Long before the Portuguese arrived to the port of Bombay, the city which is today known as Mumbai, was once a mass of several tiny islands. These islands were inhabited by the fishing community of coastal Maharashtra, known as the Kolis. Today, the aboriginal tribe of Mumbai seems to be lost in translation.
The word Koli in Sanskrit means "one who spreads the net". That is probably how the name originated. There is enough evidence to suggest that they were not the only inhabitants of the Seven Islands. These islands were invaded by numerous Kings dating back to the Maurya Empire in 3rd century BCE. Each era saw a different kingdom eventually being invaded by another powerful kingdom. By the 13th century, King Bhimdev established his kingdom in this area but was defeated by the Muslim rulers of Gujarat in 1348.
From 1391 to 1594, it was the Gujarat Sultanate that governed these islands. However, when the Portuguese arrived, the Treaty of Bassein (known as Vaisai today) between the Portuguese viceroy Nuno da Cunha and Bahadur Shah of the Gujarat Sultanate placed the islands into Portuguese possession in 1534. As a close knit community, the Kolis remained unaffected by the several rulers that came and went as the eras faded. They carried out their fishing profession passionately and diligently, without being a hindrance to the kingdoms that came, conquered and collapsed.
But as the Portuguese began to take control of the islands, there were many changes in the names of places; this being an outcome of their inability to pronounce the names. They renamed the island of Mumbai as Bombaim (Bom in Portuguese means good. So Bombhay/Bombaim/Bombay literally meant "a good bay/port") Likewise, the tiny island of Al-Omani, which was located very close to the island of Kolbhat(Colaba), was renamed as Old Woman's island. The Koli's of the Al Omani island were famous for traveling all the way to the Gulf of Oman for catching fish.
It is said that wherever the Portuguese set foot, they infused their Christian culture into the local traditions. Thus began the conversion of several Kolis from Hinduism to Christianity. Although they changed their religion, they continued to live in harmony with the rest of the community. Even today, both Hindu and Christian Kolis live very peacefully in their Koliwadas, celebrating all their festivals together.
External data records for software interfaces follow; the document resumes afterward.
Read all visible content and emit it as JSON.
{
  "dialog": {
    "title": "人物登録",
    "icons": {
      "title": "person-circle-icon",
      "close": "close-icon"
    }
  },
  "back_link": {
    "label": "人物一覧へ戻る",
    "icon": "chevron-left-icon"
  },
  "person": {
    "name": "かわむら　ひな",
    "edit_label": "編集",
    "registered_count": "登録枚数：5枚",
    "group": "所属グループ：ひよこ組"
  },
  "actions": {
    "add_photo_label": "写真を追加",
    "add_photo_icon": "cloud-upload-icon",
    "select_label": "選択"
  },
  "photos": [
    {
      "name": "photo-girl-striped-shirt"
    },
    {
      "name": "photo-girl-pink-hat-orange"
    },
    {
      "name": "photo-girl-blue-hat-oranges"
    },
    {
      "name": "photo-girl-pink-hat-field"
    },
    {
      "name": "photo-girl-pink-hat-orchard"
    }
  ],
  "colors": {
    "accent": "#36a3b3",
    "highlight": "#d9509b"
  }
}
An important festival of the Kolis is that of Narali Punav. The Coconut Festival or Narali Pornima as it is known otherwise, is celebrated on the first full moon day (Pornima) of the Hindu month of Shravan. This is usually in the month of August. The festival marks the beginning of a new fishing season. During the months from June to August, no fishing is carried out as this is the time for their breeding. A massive variety of fish and sea life is repopulating the sea and hence it is considered a sin by the fishermen to go fishing during this season.
The month before Shravan, ie. Ashad (June-July) is the time during which the monsoon in the western coast of India is at its peak. Thunderstorms and cyclones frequent the turbulent waters of the Arabian Sea. This is also another reason why fishing has been officially banned during this season by the Govt.
According to mythology, this festival is celebrated by offering a coconut to the Lord of the Sea, Varuna so that he is pleased and calms down the angry ocean. In Hinduism, the coconut is considered a holy fruit and is offered to all the gods on all occasions. However, logically, the coastal region has an abundance of coconut trees and hence it is offered to the sea during Narali Punav.
Being a festival, yes it certainly has a special treat to offer. Narali Bhat is a famous dish, cooked in the Koli style, that is enjoyed by one and all during the festival of Narali Punav. It is sweet, it is savory and most importantly, it is a beautiful blend of spices and jaggery. Rice being a staple of the coast, Narali bhat today has undergone a lot of variation in its ingredients and cooking methods.
The Kolis live in small pockets of the city known as Koliwadas (wada in Sanskrit means locality). There was once a time when Mumbai had more than a 100 Koliwadas and Gaothans. However, due to urbanization, there are only a few Koliwadas remaining in the island city. Some of them are Sion, Colaba, Worli, Versova and Mahim.
Interacting with the Kolis is not only easy, but a very enjoyable experience. Not only are they warm and welcoming, but will go all the way in helping someone in need. One very important aspect of this community is that they strongly believe and practice gender equality. There is no discrimination between men and women whatsoever and both are equally independent. The Kolis also believe in financial independence, and hence, you may find that a lot of Koli women investing their earnings in gold. They may not have a fancy car or a big house to live in, but they certainly load their necks with gold chains and hands with sparkling gold bangles.
The traditional dress of the Kolis is very simple. The women wear the Nauvari (nine yaard saree) and the men are draped in a square loin cloth, called a surkha, and shirt with a cap. The lower end of the cloth is tightly drawn through the legs and knotted at the back so as to cover the buttocks.
If you happen to visit a fish market in Mumbai, you will notice that fish is mainly sold by women. That is how the business has been for centuries and is still continuing. It is only the Koli women who sell fish and only the men who go fishing. Economic stability and independence is highly important for both.